Which lines of the data below include the string "name"? Return each of them.

■ ■ ■ ■

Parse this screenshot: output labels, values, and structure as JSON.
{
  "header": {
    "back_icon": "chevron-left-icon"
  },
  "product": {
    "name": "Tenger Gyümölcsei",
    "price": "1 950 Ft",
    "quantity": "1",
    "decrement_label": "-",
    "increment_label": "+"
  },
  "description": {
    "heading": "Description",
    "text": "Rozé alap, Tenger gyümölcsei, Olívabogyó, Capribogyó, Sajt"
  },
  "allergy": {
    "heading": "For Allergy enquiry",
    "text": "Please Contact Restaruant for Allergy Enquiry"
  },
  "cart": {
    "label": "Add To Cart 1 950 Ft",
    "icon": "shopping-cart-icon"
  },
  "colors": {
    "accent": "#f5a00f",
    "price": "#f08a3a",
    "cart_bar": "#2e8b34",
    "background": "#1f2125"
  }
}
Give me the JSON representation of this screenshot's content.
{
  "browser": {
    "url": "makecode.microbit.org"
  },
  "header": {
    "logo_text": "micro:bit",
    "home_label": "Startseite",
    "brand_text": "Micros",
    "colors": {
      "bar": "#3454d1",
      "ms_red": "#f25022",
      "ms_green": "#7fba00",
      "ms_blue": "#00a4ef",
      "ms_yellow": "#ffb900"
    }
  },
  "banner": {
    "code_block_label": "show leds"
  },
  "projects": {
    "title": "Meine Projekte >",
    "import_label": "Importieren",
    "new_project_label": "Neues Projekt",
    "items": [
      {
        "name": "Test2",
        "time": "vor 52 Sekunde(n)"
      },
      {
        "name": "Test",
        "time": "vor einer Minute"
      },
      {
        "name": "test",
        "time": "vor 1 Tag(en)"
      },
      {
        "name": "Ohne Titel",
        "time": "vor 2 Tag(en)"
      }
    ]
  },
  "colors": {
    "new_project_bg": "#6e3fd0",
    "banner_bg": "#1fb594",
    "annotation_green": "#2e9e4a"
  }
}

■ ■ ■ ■

- [SOLUTION FOR THIS TASK]
    "name": "Tenger Gyümölcsei",
        "name": "Test2",
        "name": "Test",
        "name": "test",
        "name": "Ohne Titel",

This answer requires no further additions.